    Talking about the agency paying such a huge amount… They are smart people and obviously know the value of this picture for their advertisement campaign.

  • http://ingrained.co.uk Scott Mains

    To both E & Richard. If you would scrutinise the photographer over the simple request for a release to be signed, the you’ll be a few hundred $ down. Your loss.

    Richard – , the release only need to be from parties immediately identifiable. The kid in the foreground doesn’t need it, nor the head centre left. … I specifically said earlier in this post all releases are obtained with consensual permission. These are to protect both parties, so don’t bring up ethics.

    The chances are, as I have said in another post on this thread. The wedding photographer may have realised after the wedding when the initial interest was picked up on the photograph, in which he would have got the releases signed. This is a way I would use if the opportunity came up, and I’m guessing how other photographers would too.

    I am not describing weddings as a way to make stock. But if you have the opportunity to make 18,000 and the couple are happy with it… then what is the problem?

  • http://ingrained.co.uk Scott Mains

    Wouldn’t have a clue, sorry.

  • Bua

    One word; HOOHA!

  • capppppppist

    Yeah, we could try justifying the cost based on the inputs. Honestly the best way to price it would be use supply and demand.

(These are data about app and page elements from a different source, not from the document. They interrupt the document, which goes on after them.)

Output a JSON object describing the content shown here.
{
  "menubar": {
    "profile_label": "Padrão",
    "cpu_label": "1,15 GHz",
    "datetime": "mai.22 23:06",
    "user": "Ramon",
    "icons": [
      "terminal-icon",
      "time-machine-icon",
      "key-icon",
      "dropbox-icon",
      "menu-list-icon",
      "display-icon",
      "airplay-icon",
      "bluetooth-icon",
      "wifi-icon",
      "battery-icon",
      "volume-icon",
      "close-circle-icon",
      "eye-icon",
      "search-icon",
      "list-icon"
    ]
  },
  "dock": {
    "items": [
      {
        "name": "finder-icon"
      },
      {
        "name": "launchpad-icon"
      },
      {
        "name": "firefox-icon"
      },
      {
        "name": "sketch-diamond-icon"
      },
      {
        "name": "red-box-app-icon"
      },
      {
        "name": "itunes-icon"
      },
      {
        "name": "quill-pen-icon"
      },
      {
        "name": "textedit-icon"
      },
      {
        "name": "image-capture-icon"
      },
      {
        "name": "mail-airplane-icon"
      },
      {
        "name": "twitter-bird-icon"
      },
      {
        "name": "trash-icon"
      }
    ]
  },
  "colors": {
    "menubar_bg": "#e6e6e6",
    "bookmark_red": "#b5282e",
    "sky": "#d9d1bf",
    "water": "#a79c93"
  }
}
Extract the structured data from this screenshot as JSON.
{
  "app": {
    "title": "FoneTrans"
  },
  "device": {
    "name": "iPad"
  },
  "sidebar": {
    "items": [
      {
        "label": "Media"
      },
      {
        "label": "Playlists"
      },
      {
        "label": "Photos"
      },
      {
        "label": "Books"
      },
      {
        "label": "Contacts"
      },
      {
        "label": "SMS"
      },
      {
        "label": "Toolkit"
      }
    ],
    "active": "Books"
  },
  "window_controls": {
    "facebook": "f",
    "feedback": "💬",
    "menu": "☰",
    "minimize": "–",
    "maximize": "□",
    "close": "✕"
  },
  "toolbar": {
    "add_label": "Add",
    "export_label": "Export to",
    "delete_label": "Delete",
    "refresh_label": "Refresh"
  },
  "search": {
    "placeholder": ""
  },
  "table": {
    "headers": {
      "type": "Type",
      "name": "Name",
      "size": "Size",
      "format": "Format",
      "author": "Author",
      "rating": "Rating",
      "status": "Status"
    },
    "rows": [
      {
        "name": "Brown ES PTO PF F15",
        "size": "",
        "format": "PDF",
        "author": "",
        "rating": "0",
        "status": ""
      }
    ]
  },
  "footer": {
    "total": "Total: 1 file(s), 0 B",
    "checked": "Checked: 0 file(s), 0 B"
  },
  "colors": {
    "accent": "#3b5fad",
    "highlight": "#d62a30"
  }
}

As long as photographers who have the photos people want hold out, companies will pay more.

  • http://ingrained.co.uk Scott Mains

    But typically some of the companies that I have worked with have/or outsource artworking mock ups to designers. These folks usually have a database of photographers. But it could be as simple as doing a google search for wedding photographers in [city] and being lucky enough to hit the first page. Unfortunately this is speculative and I couldn’t give a concrete answer as there are many ways in which it could have been sourced.